Endless waste drives Victoria deeper into debt


Victoria is easily the nation’s most indebted state and also has the lowest credit rating.

Its prognosis is also the poorest of Australia’s states, with Victoria’s debt projected to balloon to $247.2 billion by 2027, compared with just $55.2 billion in 2019:

Soaring state government debt

Victoria’s ballooning budget deficit is built on waste.


Victoria’s “Big Build” infrastructure projects continue to be delivered over-time and over-budget.

For example, Victoria’s North-East Link was estimated to cost $15.8 billion but is now expected to cost $26 billion.

Victorian Premier Jacinta Allan’s silly decision to sign the first major contract for the $200 billion Suburban Rail Loop (SRL), against the explicit advice of infrastructure experts, will only exacerbate Victoria’s debt problem.
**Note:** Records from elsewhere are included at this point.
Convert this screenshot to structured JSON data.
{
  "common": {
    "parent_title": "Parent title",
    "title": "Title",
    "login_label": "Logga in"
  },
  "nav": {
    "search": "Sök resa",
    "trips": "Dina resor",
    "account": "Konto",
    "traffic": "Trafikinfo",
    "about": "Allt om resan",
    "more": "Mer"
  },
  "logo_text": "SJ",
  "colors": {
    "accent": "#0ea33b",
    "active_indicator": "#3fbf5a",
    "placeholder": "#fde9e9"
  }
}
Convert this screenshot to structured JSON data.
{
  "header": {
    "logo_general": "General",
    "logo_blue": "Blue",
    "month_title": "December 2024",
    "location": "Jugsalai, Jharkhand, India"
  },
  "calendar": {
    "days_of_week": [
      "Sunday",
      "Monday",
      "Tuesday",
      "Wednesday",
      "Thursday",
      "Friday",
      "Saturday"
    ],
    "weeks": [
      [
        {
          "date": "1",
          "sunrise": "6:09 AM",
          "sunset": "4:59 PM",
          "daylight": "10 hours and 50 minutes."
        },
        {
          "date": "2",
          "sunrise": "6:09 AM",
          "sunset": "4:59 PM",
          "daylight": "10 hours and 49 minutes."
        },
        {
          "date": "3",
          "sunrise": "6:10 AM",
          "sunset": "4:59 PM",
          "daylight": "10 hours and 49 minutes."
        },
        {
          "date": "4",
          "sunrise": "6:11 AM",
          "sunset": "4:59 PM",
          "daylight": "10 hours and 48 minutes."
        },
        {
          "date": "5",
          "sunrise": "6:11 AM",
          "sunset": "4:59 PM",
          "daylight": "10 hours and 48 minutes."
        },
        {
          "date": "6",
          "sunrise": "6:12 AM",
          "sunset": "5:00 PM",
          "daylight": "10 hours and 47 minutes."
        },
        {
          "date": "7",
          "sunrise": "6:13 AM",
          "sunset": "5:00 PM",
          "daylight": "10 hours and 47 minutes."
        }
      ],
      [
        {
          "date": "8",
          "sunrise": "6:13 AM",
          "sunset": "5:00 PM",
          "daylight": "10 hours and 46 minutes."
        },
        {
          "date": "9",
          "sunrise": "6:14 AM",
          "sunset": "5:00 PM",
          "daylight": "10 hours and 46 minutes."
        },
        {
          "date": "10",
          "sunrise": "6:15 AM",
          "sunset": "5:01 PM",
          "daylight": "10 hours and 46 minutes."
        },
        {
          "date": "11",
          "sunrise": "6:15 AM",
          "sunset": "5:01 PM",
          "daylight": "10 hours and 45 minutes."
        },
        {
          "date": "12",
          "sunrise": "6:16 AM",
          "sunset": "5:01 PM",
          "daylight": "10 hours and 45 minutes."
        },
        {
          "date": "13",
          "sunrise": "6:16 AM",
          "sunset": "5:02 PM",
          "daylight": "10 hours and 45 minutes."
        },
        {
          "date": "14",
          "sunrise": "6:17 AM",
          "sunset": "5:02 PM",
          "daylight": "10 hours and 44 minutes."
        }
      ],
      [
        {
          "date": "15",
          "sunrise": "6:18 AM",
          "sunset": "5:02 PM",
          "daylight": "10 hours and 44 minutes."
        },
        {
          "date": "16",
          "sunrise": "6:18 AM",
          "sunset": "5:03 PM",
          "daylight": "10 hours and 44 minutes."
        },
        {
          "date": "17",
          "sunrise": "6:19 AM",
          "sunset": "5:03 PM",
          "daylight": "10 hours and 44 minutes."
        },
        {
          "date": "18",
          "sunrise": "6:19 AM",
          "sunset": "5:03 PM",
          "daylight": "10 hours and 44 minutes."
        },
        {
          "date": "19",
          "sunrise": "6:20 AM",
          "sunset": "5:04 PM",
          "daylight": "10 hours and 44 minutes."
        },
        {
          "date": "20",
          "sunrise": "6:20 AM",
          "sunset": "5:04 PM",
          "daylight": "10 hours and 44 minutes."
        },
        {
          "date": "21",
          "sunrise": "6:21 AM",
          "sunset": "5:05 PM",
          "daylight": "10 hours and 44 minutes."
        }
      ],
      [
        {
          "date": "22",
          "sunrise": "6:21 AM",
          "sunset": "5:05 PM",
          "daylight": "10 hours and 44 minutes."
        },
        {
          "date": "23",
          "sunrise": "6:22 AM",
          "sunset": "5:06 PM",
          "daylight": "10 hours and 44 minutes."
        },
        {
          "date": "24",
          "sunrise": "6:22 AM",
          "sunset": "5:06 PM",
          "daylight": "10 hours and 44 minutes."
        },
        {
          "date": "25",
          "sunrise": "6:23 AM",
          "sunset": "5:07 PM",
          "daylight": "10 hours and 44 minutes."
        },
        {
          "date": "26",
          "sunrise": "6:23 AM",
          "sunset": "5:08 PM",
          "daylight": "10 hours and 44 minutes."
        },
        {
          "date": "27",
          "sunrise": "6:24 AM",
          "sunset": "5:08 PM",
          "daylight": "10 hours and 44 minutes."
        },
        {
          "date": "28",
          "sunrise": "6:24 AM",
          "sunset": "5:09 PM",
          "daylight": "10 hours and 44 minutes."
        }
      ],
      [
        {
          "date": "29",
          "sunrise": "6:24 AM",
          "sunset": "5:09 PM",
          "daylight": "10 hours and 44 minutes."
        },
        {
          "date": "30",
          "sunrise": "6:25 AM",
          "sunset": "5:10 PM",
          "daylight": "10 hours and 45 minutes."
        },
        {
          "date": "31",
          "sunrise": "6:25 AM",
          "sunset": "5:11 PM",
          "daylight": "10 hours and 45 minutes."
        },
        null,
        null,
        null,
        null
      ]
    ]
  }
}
Then their is Victoria’s wasteful spending on bureaucrats, especially at the executive level.


Victoria’s public service ballooned by 59% in terms of numbers in the past 15 years, well in excess of the state’s population, which grew by 29% over the same period:

Growth in the public sector

Source: AFR

Victoria’s public service wage bill also ballooned by 152% over the same period, which was by far the largest increase in the nation:

Growth in public sector wage bill

Source: AFR

A new report from the Victorian Auditor-General reveals that the state government blew $589 million on the Commonwealth Games “with no discernible benefit”, which was cancelled last year.

“The government relied on DJSIR’s (the Department of Jobs, Skills, Industry and Regions’) business case when it decided to host the Games and determined the budget”, the Auditor-General report said.


“The business case raised the risks associated with hosting the Games. But it underestimated the costs and overstated the benefits”.

Auditor-General Andrew Greaves found DPC and DTF had “consistently raised” the issue of cost and other risks during 2022 and early 2023.

“But they did not advise government that hosting the Games might be unfeasible until June 2023”, he said.

The upside is that Victorians are going to have to pay more taxes, fees, and charges to pay off the state government’s debt, while the government also cuts back on essential services.


The rest of Australia should also be upset with Victoria, given it has been rewarded with a huge lift in its GST allocation for 2024-25:

GST allocation

The rest of Australia is also paying for the Victorian government’s waste and incompetence.

About the author
Leith van Onselen is Chief Economist at the MB Fund and MB Super. He is also a co-founder of MacroBusiness. Leith has previously worked at the Australian Treasury, Victorian Treasury and Goldman Sachs.